AIM OF THE EXERCISE:
Where the word "true" shows up in a line below, that line is counted. State how many lines are counted, without any other words.
[Opening EXERCISE MATERIALS section]
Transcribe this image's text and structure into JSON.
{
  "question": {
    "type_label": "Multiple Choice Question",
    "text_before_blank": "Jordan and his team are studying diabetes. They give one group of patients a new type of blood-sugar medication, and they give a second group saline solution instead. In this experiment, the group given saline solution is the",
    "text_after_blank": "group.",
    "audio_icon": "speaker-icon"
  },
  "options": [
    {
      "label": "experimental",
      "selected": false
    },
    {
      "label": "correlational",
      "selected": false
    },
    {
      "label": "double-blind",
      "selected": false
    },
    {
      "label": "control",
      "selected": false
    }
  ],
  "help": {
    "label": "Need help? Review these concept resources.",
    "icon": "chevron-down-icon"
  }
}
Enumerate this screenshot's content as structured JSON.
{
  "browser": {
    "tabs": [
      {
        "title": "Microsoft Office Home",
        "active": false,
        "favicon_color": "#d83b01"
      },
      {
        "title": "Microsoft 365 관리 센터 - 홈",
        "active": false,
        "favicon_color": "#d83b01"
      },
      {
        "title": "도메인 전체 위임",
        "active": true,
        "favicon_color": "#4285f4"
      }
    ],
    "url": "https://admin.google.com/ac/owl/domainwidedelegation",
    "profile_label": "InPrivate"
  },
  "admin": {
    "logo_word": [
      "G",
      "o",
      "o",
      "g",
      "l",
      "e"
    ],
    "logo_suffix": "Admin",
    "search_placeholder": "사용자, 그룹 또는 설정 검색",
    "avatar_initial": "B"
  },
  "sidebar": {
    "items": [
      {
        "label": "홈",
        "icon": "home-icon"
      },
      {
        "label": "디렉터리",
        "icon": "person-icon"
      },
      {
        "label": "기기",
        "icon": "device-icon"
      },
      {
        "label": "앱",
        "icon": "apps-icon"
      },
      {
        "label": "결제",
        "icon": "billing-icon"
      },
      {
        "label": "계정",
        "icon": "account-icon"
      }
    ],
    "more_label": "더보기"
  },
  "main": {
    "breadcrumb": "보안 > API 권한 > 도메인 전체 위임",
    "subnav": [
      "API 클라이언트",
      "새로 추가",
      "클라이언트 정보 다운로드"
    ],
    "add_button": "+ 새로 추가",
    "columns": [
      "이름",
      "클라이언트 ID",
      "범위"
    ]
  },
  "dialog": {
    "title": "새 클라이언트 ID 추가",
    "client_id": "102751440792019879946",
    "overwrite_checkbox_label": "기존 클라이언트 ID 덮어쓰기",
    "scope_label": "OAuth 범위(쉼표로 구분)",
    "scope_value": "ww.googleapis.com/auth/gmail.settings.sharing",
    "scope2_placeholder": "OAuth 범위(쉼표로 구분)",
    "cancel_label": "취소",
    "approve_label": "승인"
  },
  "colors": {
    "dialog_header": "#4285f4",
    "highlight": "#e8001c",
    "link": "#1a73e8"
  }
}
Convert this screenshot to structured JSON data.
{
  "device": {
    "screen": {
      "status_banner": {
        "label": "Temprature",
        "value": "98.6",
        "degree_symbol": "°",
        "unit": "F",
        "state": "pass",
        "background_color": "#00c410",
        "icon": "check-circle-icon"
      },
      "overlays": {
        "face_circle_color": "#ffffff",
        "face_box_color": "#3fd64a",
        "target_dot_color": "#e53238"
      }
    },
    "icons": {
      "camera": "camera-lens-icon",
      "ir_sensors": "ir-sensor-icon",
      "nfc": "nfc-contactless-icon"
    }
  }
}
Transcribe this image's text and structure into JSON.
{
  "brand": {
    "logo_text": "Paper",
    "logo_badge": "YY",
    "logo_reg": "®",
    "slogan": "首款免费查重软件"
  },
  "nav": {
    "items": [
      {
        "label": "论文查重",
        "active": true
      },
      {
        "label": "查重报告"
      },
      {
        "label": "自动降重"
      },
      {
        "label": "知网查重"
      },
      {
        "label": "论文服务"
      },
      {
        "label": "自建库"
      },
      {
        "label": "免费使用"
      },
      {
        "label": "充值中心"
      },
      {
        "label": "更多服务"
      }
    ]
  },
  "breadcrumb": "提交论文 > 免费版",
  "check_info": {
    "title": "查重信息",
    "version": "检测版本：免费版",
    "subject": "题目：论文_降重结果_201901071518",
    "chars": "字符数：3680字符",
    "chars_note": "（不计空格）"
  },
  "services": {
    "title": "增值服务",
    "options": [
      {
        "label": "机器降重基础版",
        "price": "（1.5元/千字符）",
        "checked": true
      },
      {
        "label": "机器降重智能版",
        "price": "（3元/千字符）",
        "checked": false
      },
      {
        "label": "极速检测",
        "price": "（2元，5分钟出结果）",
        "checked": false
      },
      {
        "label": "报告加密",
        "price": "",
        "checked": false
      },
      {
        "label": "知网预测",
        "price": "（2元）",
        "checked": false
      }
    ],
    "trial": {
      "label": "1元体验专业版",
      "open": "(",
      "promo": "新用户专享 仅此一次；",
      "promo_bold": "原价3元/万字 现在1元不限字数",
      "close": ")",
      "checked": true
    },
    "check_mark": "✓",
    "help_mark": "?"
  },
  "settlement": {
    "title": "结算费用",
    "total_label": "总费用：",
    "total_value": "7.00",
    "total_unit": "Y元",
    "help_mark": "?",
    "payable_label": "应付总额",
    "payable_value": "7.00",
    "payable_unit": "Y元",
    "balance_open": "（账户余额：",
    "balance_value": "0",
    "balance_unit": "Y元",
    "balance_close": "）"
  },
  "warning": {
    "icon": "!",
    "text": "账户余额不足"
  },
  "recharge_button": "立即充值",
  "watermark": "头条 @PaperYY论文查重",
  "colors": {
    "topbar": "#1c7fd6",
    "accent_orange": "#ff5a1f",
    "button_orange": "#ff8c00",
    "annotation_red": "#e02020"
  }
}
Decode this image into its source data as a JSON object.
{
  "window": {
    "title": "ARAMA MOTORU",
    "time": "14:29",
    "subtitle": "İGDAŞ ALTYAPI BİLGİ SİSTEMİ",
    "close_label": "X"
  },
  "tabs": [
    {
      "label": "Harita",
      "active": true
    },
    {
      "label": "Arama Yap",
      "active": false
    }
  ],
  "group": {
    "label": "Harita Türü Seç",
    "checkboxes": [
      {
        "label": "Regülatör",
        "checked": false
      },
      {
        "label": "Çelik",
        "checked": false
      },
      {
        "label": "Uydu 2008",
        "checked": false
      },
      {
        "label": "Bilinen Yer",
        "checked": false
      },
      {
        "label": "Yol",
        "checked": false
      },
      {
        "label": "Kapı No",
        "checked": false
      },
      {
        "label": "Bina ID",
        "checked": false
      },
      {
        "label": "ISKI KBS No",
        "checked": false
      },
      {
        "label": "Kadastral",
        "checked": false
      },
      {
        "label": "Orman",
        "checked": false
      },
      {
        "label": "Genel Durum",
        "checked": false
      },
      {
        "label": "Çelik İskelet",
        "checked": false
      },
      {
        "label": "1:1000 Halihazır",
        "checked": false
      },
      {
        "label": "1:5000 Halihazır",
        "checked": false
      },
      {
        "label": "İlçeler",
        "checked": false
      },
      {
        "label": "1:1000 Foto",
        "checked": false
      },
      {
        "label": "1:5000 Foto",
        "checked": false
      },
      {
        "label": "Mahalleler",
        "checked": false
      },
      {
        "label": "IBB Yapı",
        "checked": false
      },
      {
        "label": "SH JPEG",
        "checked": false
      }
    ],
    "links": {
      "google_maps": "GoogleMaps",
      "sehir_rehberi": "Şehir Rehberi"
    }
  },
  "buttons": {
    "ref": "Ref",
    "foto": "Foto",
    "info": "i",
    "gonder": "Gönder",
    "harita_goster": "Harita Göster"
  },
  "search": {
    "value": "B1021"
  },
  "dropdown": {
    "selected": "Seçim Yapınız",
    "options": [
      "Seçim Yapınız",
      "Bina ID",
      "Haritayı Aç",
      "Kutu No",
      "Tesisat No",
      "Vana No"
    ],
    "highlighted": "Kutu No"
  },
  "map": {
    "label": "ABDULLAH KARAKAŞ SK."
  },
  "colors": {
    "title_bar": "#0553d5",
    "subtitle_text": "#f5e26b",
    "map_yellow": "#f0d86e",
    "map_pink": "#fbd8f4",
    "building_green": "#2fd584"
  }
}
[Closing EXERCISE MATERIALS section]
FINISHED TASK:
5